I EXPECT a few readers did a double take after opening yesterday’s edition and seeing the headline: SNP MP’s tribute to working-class Labour ‘hero’. A hero? From the Labour party?

The story was about a new internship in the office of Glasgow North MP David Linden that’s named after John Wheatley, the famed Scottish socialist who oversaw the massive expansion of council housing by the first Labour government.

It’s a canny move by Linden, as the creation of a new internship wouldn’t usually merit any column inches (and he’s bound to get a large and diverse set of applicants now), and it’s also a refreshingly non-partisan one. “He might have been from a different political party than me,” said Linden, “but John Wheatley remains one of my biggest heroes.”

Credit where it’s due, you might think. A fitting tribute that rises above the pettiness of party politics.

Naturally, professional party-pooper David Torrance was having none of it, and aimed a pin at Linden’s bright red balloon by tweeting: “The SNP’s co-option of Labour Party history is getting a little out of hand.”

Then along came Glasgow North East MP Paul Sweeney to knock rose-tinted glasses off the faces of anyone feeling nostalgic about the days of the Independent Labour Party and sneer that he might “consider allocating some of [his] annual Parliamentary staff budget to launch the ‘Winnie Ewing internship’.”

What better reminder of the huge gulf between Labour men past and present?

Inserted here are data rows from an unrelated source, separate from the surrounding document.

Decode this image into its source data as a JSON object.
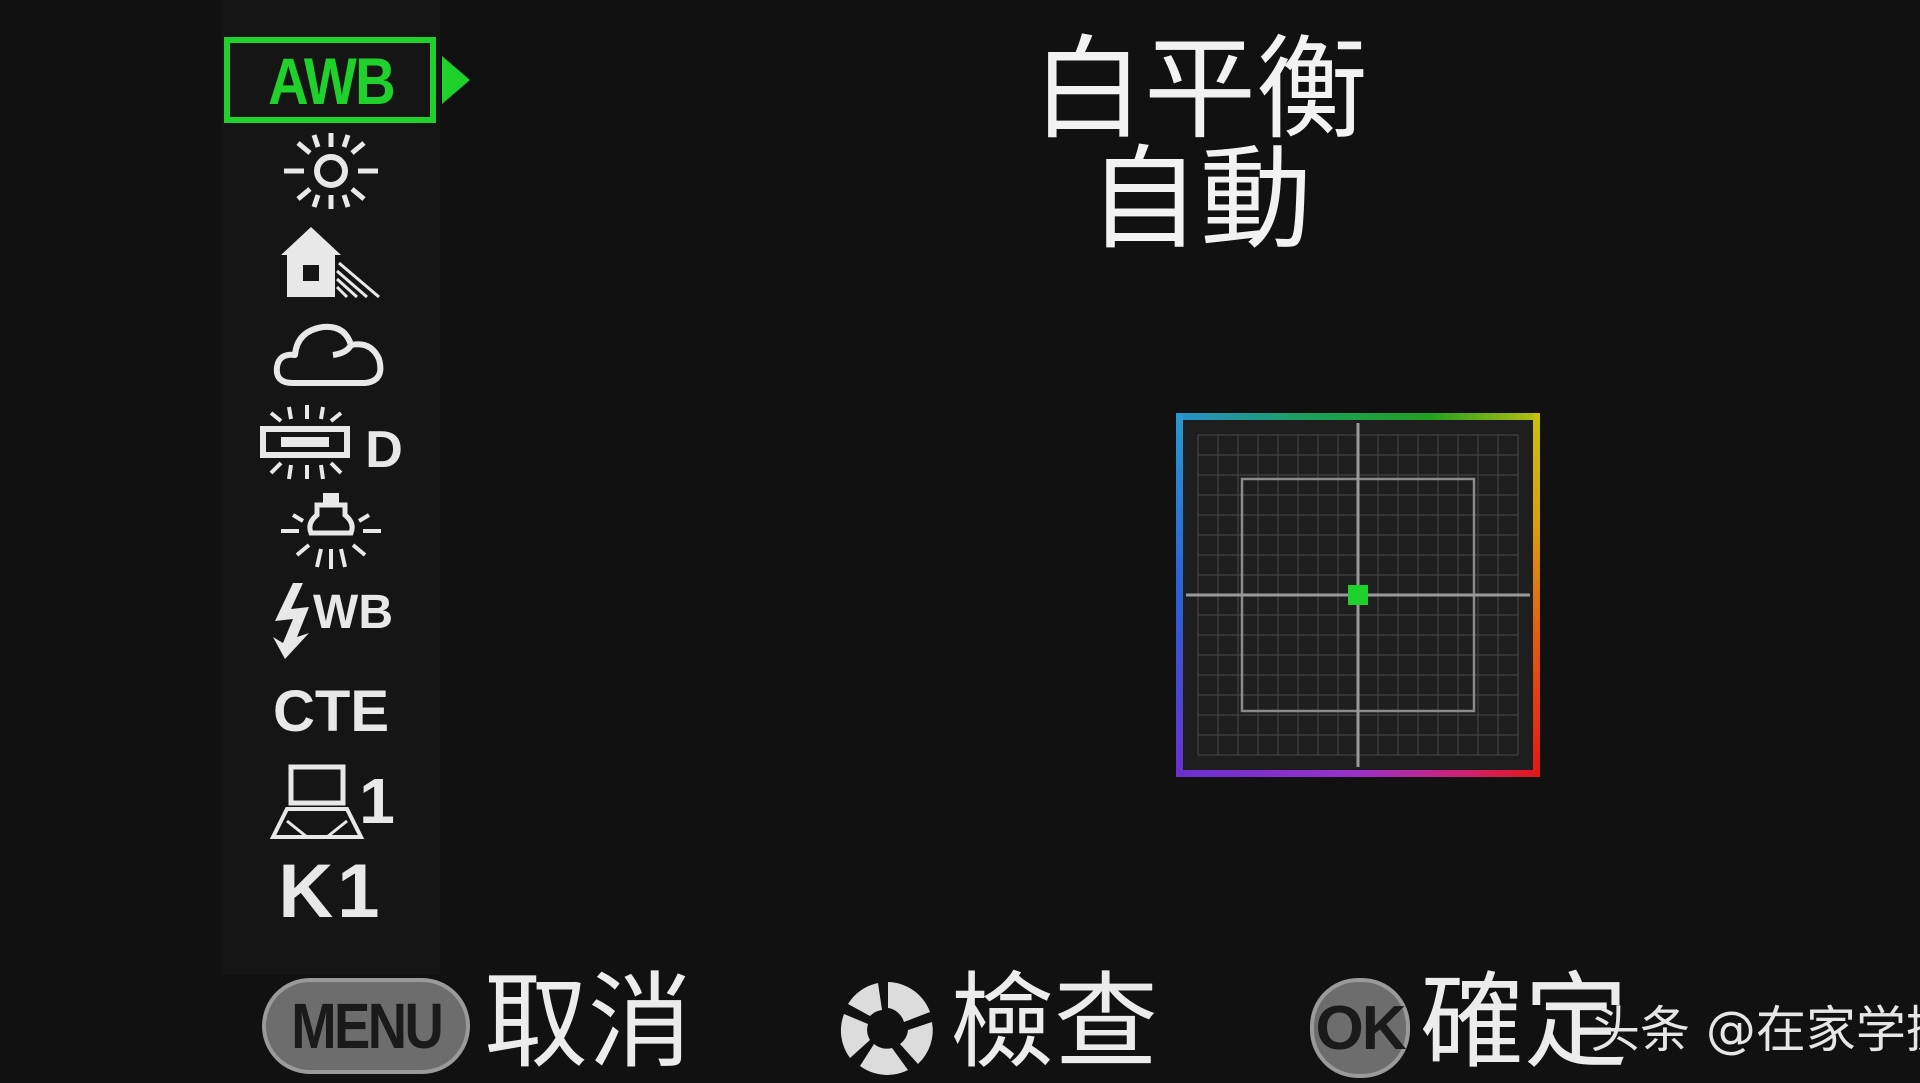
{
  "title": {
    "line1": "白平衡",
    "line2": "自動"
  },
  "wb_modes": [
    {
      "id": "awb",
      "label": "AWB",
      "icon": "awb-icon",
      "selected": true
    },
    {
      "id": "daylight",
      "label": "",
      "icon": "sun-icon",
      "selected": false
    },
    {
      "id": "shade",
      "label": "",
      "icon": "shade-house-icon",
      "selected": false
    },
    {
      "id": "cloudy",
      "label": "",
      "icon": "cloud-icon",
      "selected": false
    },
    {
      "id": "fluorescent",
      "label": "D",
      "icon": "fluorescent-icon",
      "selected": false
    },
    {
      "id": "tungsten",
      "label": "",
      "icon": "bulb-icon",
      "selected": false
    },
    {
      "id": "flash",
      "label": "WB",
      "icon": "flash-wb-icon",
      "selected": false
    },
    {
      "id": "cte",
      "label": "CTE",
      "icon": "cte-icon",
      "selected": false
    },
    {
      "id": "manual1",
      "label": "1",
      "icon": "manual-wb-icon",
      "selected": false
    },
    {
      "id": "kelvin1",
      "label": "K1",
      "icon": "kelvin-icon",
      "selected": false
    }
  ],
  "colors": {
    "accent": "#1fd22b",
    "text": "#e8e8e8",
    "background": "#111111"
  },
  "fine_tune": {
    "x": 0,
    "y": 0
  },
  "footer": {
    "menu_button": "MENU",
    "cancel_label": "取消",
    "check_icon": "aperture-icon",
    "check_label": "檢查",
    "ok_button": "OK",
    "confirm_label": "確定"
  },
  "watermark": "头条 @在家学摄影"
}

Wheatley was once suspended from the Commons for calling a Tory milk-snatcher a murderer. Sweeney is probably best know for egging on the bottom-feeders of the internet by calling Mhairi Black a skiver.

It may be tempting, in the face of such shoddy behaviour, to simply dismiss every utterance of a modern-day Scottish Labour politician as irrelevant. But those in the Yes movement would do well to remember the strategy endorsed by Michelle Obama: “When they go low, we go high.” It doesn’t help the cause to counter lazy “SNP bad” narratives with equally lazy “Labour terrible” ones, especially not when (as they occasionally do) Labour politicians talk sense.

Of course, there’s no shortage of legitimate criticisms to be made of the Labour leadership at both Scottish and UK level – the most obvious being their quite astonishing ignorance about the absolute basics of devolution – but this means opponents can afford to be generous in their praise when the party’s MPs and MSPs manage to come up with half-decent plans, or run successful campaigns for change. A confident ruling party needn’t be threatened by the fact that a stopped clock is right twice a day. Backing good policies proposed by rivals is surely a sign of strength and maturity, not weakness.

The majority of voters are capable of grasping more than one idea at a time. It’s possible to commend Central Scotland MSP Monica Lennon for her work campaigning on period poverty, for example, while also reiterating that Holyrood can only mitigate problems caused by UK-wide austerity, rather than address their root causes.

It doesn’t make you a traitor to the indy cause if you agree with the arguments of Mid Scotland and Fife MSP Claire Baker about the need for better support for rape victims, or those of Rutherglen and Cambuslang MP Gerard Killen about fee-charging cash machines, or those of Highlands MSP David Stewart about sprinkler systems in new social housing blocks, or those of Coatbridge, Chryston and Bellshill MP Hugh Gaffney on … OK, so it’s not clear what Gaffney’s actually done since his election other than give an offensive Burns Supper speech, so it might be safe to just ignore him. But you get the idea.

Even Sweeney, a shipbuilder’s son, might have something valuable to say about the diversion of funding from the Clyde to maintain Trident. You never know.

Lifelong Labour supporters will not be persuaded to switch allegiances by the argument that their party’s pro-Union stance entirely negates any bright ideas, successful strategies or proud legacies. But explaining to them – politely, respectfully – why the society they wish to see will not be achieved under current constitutional arrangements might persuade them to lend their votes to pro-indy parties until such a time as these are changed.

Most Scots are neither die-hard nationalists nor die-hard Unionists, and in between elections they’re much more interested in hearing about policy proposals with the potential to affect their lives than who landed the most blows at First Minister’s Questions. Bickering, grandstanding and petty tweeting prompts many to simply switch off, and to disengage from discussions about the important but under-scrutinised policy-making work of Holyrood committees.

It doesn’t seem likely that 100 years from now someone will be establishing a Kezia Dugdale Summer Internship or an Ian Murray Award, but there will be certainly room for Labour voices in the parliament of an independent Scotland. And it’s worth remembering that nobody’s perfect. John Wheatley might have positioned himself as a children’s champion, but he was a dinosaur when it came to women’s access to information about contraception. Even heroes have their flaws.